1.6 Dependent pair types
Just as we generalized function types (§1.2 (http://planetmath.org/12functiontypes)) to dependent function types (§1.4 (http://planetmath.org/14dependentfunctiontypes)), it is often useful to generalize the product types from §1.5 (http://planetmath.org/15producttypes) to allow the type of the second component of a pair to vary depending on the choice of the first component. This is called a dependent pair type, or -type, because in set theory it corresponds to an indexed sum (in the sense of coproduct or disjoint union) over a given type.
Given a type and a family , the dependent pair type is written as . Alternative notations are
Like other binding constructs such as -abstractions and s, s automatically scope over the rest of the expression unless delimited, so e.g. means .
For instance, we can derive the first projection from a -type:
by the defining equation
However, since the type of the second component of a pair is , the second projection must be a dependent function, whose type involves the first projection function:
Thus we need the induction principle for -types (the “dependent eliminator”). This says that to construct a dependent function out of a -type into a family , we need a function
We can then derive a function
with defining equation
Applying this with , we can define with the obvious equation
To convince ourselves that this is correct, we note that , using the defining equation for , and indeed .
We can package the recursion and induction principles into the recursor for :
with the defining equation
and the corresponding induction operator:
with the defining equation
As before, the recursor is the special case of induction when the family is constant.
As a further example, consider the following principle, where and are types and .
We may regard as a “proof-relevant relation” between and , with the type of witnesses for relatedness of and . Then says intuitively that if we have a dependent function assigning to every a dependent pair where and , then we have a function and a dependent function assigning to every a witness that . Our intuition tells us that we can just split up the values of into their components. Indeed, using the projections we have just defined, we can define:
To verify that this is well-typed, note that if , we have
Moreover, the type is the result of substituting the function for in the family being summed over in the codomain of :
Thus, we have
If we read as “for all” and as “there exists”, then the type of the function expresses: if for all there is a such that , then there is a function such that for all we have . Since this sounds like a version of the axiom of choice, the function has traditionally been called the type-theoretic axiom of choice, and as we have just shown, it can be proved directly from the rules of type theory, rather than having to be taken as an axiom. However, note that no choice is actually involved, since the choices have already been given to us in the premise: all we have to do is take it apart into two functions: one representing the choice and the other its correctness. In \autorefsec:axiom-choice we will give another formulation of an “axiom of choice” which is closer to the usual one.

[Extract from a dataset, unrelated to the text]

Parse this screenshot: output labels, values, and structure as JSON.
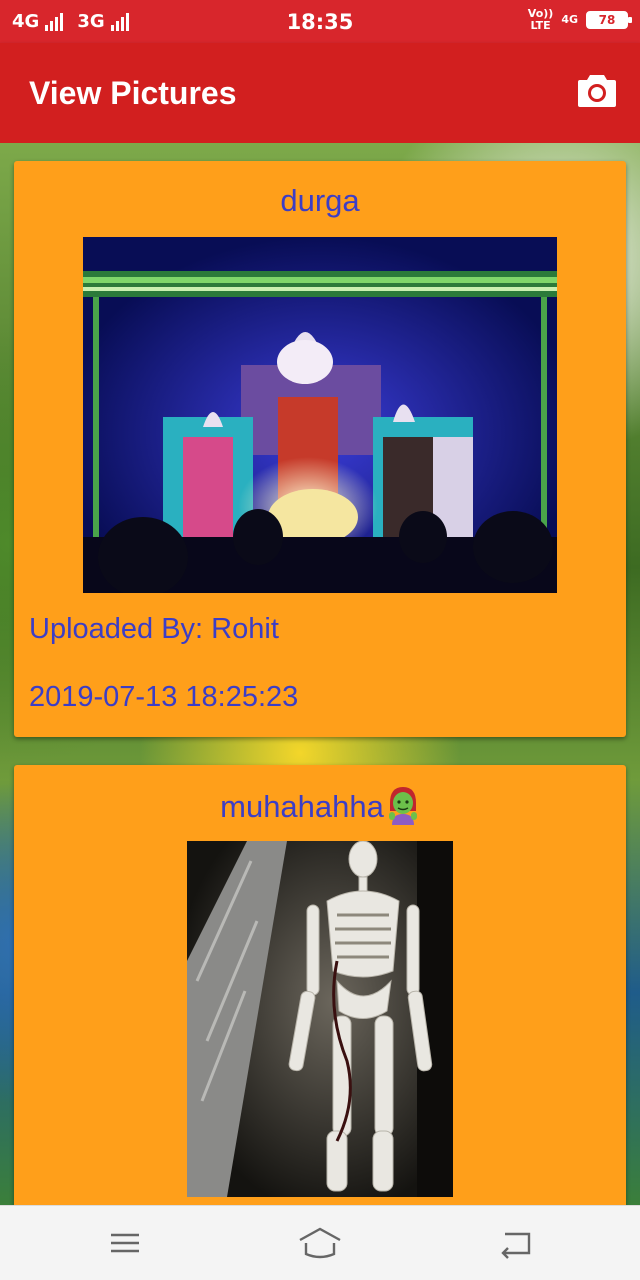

Dependent pair types are often used to define types of mathematical structures, which commonly consist of several dependent pieces of data. To take a simple example, suppose we want to define a magma to be a type together with a binary operation . The precise meaning of the phrase “together with” (and the synonymous “equipped with”) is that “a magma” is a pair consisting of a type and an operation . Since the type of the second component of this pair depends on its first component , such pairs belong to a dependent pair type. Thus, the definition “a magma is a type together with a binary operation ” should be read as defining the type of magmas to be
Given a magma, we extract its underlying type (its “carrier”) with the first projection , and its operation with the second projection . Of course, structures built from more than two pieces of data require iterated pair types, which may be only partially dependent; for instance the type of pointed magmas (magmas equipped with a basepoint ) is
We generally also want to impose axioms on such a structure, e.g. to make a pointed magma into a monoid or a group. This can also be done using -types; see \autorefsec:pat.
In the rest of the book, we will sometimes make definitions of this sort explicit, but eventually we trust the reader to translate them from English into -types. We also generally follow the common mathematical practice of using the same letter for a structure of this sort and for its carrier (which amounts to leaving the appropriate projection function implicit in the notation): that is, we will speak of a magma with its operation .
Note that the canonical elements of are of the form where , , and . Because of the frequency with which iterated -types of this sort arise, we use the usual notation of ordered triples, quadruples and so on to stand for nested pairs (possibly dependent) associating to the right. That is, we have and , etc.
|Title||1.6 Dependent pair types|
|Date of creation||2013-11-13 18:01:54|
|Last modified on||2013-11-13 18:01:54|
|Last modified by||rspuzio (6075)|